Kent went back to the call phone to try to reach someone to get in. The exit gate continued to open and close with no problem. His car suffered no damage other than the broken glass in the side mirror. It occurred to him that the HOA was going to be paid in full from the short sale. Maybe the HOA was trying to obstruct the short sale on purpose. Maybe someone was hoping to get the home for even less money if the short sale fell through. It was just a momentary reflection. No, why would they?
The first police officer to arrive asked Ken if he had been in a “crash”. Kent denied it, because there appeared to be no damage to the gate. A second police officer called Kent at home. He told Kent to return to the entrance to the gated community. He charged Kent with leaving the scene of an accident with property damage.
Kent hired Attorney Garland the next day. At Garland’s request, Kent went back and took photos and video of the exit gate. The pictures showed the gate to be in perfect working order.
At the first docket call, Garland complained to County Judge Phillip J. Yacucci that the State had failed to provide a copy of surveillance video and evidence of any damage. Judge Yacucci ordered the State to produce such evidence by Friday, three days later.
The State did provide surveillance video which showed the impact to be minimal. It also showed that the gate continued to function perfectly well after the incident, just as it had before. No surprise there, because automatic gates, doors and garages are designed to reopen if they encounter resistance.

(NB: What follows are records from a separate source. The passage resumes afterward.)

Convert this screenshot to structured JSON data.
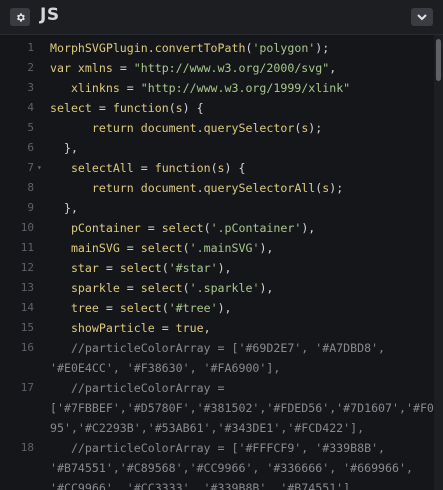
{
  "header": {
    "language": "JS",
    "settings_icon": "gear-icon",
    "collapse_icon": "chevron-down-icon"
  },
  "editor": {
    "lines": [
      {
        "n": "1",
        "segs": [
          [
            "k",
            "MorphSVGPlugin"
          ],
          [
            "p",
            "."
          ],
          [
            "k",
            "convertToPath"
          ],
          [
            "p",
            "("
          ],
          [
            "s",
            "'polygon'"
          ],
          [
            "p",
            ");"
          ]
        ]
      },
      {
        "n": "2",
        "segs": [
          [
            "k",
            "var xmlns "
          ],
          [
            "p",
            "= "
          ],
          [
            "s",
            "\"http://www.w3.org/2000/svg\""
          ],
          [
            "p",
            ","
          ]
        ]
      },
      {
        "n": "3",
        "segs": [
          [
            "k",
            "   xlinkns "
          ],
          [
            "p",
            "= "
          ],
          [
            "s",
            "\"http://www.w3.org/1999/xlink\""
          ]
        ]
      },
      {
        "n": "4",
        "segs": [
          [
            "k",
            "select "
          ],
          [
            "p",
            "= "
          ],
          [
            "k",
            "function"
          ],
          [
            "p",
            "("
          ],
          [
            "k",
            "s"
          ],
          [
            "p",
            ") {"
          ]
        ]
      },
      {
        "n": "5",
        "segs": [
          [
            "k",
            "      return document"
          ],
          [
            "p",
            "."
          ],
          [
            "k",
            "querySelector"
          ],
          [
            "p",
            "("
          ],
          [
            "k",
            "s"
          ],
          [
            "p",
            ");"
          ]
        ]
      },
      {
        "n": "6",
        "segs": [
          [
            "p",
            "  },"
          ]
        ]
      },
      {
        "n": "7",
        "fold": true,
        "segs": [
          [
            "k",
            "   selectAll "
          ],
          [
            "p",
            "= "
          ],
          [
            "k",
            "function"
          ],
          [
            "p",
            "("
          ],
          [
            "k",
            "s"
          ],
          [
            "p",
            ") {"
          ]
        ]
      },
      {
        "n": "8",
        "segs": [
          [
            "k",
            "      return document"
          ],
          [
            "p",
            "."
          ],
          [
            "k",
            "querySelectorAll"
          ],
          [
            "p",
            "("
          ],
          [
            "k",
            "s"
          ],
          [
            "p",
            ");"
          ]
        ]
      },
      {
        "n": "9",
        "segs": [
          [
            "p",
            "  },"
          ]
        ]
      },
      {
        "n": "10",
        "segs": [
          [
            "k",
            "   pContainer "
          ],
          [
            "p",
            "= "
          ],
          [
            "k",
            "select"
          ],
          [
            "p",
            "("
          ],
          [
            "s",
            "'.pContainer'"
          ],
          [
            "p",
            "),"
          ]
        ]
      },
      {
        "n": "11",
        "segs": [
          [
            "k",
            "   mainSVG "
          ],
          [
            "p",
            "= "
          ],
          [
            "k",
            "select"
          ],
          [
            "p",
            "("
          ],
          [
            "s",
            "'.mainSVG'"
          ],
          [
            "p",
            "),"
          ]
        ]
      },
      {
        "n": "12",
        "segs": [
          [
            "k",
            "   star "
          ],
          [
            "p",
            "= "
          ],
          [
            "k",
            "select"
          ],
          [
            "p",
            "("
          ],
          [
            "s",
            "'#star'"
          ],
          [
            "p",
            "),"
          ]
        ]
      },
      {
        "n": "13",
        "segs": [
          [
            "k",
            "   sparkle "
          ],
          [
            "p",
            "= "
          ],
          [
            "k",
            "select"
          ],
          [
            "p",
            "("
          ],
          [
            "s",
            "'.sparkle'"
          ],
          [
            "p",
            "),"
          ]
        ]
      },
      {
        "n": "14",
        "segs": [
          [
            "k",
            "   tree "
          ],
          [
            "p",
            "= "
          ],
          [
            "k",
            "select"
          ],
          [
            "p",
            "("
          ],
          [
            "s",
            "'#tree'"
          ],
          [
            "p",
            "),"
          ]
        ]
      },
      {
        "n": "15",
        "segs": [
          [
            "k",
            "   showParticle "
          ],
          [
            "p",
            "= "
          ],
          [
            "k",
            "true"
          ],
          [
            "p",
            ","
          ]
        ]
      },
      {
        "n": "16",
        "segs": [
          [
            "c",
            "   //particleColorArray = ['#69D2E7', '#A7DBD8',"
          ]
        ]
      },
      {
        "n": "",
        "segs": [
          [
            "c",
            "'#E0E4CC', '#F38630', '#FA6900'],"
          ]
        ]
      },
      {
        "n": "17",
        "segs": [
          [
            "c",
            "   //particleColorArray ="
          ]
        ]
      },
      {
        "n": "",
        "segs": [
          [
            "c",
            "['#7FBBEF','#D5780F','#381502','#FDED56','#7D1607','#F0C4"
          ]
        ]
      },
      {
        "n": "",
        "segs": [
          [
            "c",
            "95','#C2293B','#53AB61','#343DE1','#FCD422'],"
          ]
        ]
      },
      {
        "n": "18",
        "segs": [
          [
            "c",
            "   //particleColorArray = ['#FFFCF9', '#339B8B',"
          ]
        ]
      },
      {
        "n": "",
        "segs": [
          [
            "c",
            "'#B74551','#C89568','#CC9966', '#336666', '#669966',"
          ]
        ]
      },
      {
        "n": "",
        "segs": [
          [
            "c",
            "'#CC9966', '#CC3333', '#339B8B', '#B74551']"
          ]
        ]
      }
    ]
  },
  "colors": {
    "background": "#1d1e22",
    "editor_bg": "#151619",
    "keyword": "#ddca7e",
    "string": "#a8c78e",
    "comment": "#88898f",
    "line_number": "#5e6169"
  }
}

The State still insisted there was damage to the gate. In fact, the State advised that the homeowner’s association had paid $1,000.00 to repair the supposed damage. The State listed additional witnesses who were supposedly going to testify about the damage. Garland told the prosecutor that the claimed $1,000.00 repair was preposterous. Really, an HOA is going to pay $1,000.00 to repair a gate without so much as an invoice. No jury would fall for that.
The issue in this case concerned the existence of damage to the gate. If the gate was not damaged by the brief and minor impact, then the case should be dropped. If there was demonstrable damage to the gate, then Kent should have given personal and insurance information before leaving.
Kent had had enough. He wasn’t going to take any more crap from cops who don’t know their job or lying HOA thugs. At the next docket call, Kent would demand to go to trial.
On the morning of jury selection, the sheepish prosecutor confessed that the HOA didn’t really pay anyone to fix the gate, and that there was no evidence of damage to the gate. The prosecutor did the right thing and announced that the charge was dropped.
Police should know the law before making an arrest. Maybe they did…and maybe they didn’t. The police could have just looked at the gate and seen no damage. On the other hand, the HOA representatives may have told the police a whopper about $1,000.00 worth of damage. Obviously, there was no damage, and somebody lied. Kent had to hire a lawyer and nearly go to trial to clear his name. That’s justice. Why haven’t the busybody cops seen fit to charge the HOA thugs with making a false report, obstruction or perjury? If Kent had had his way, the HOA would not have received one thin dime from the short sale proceeds.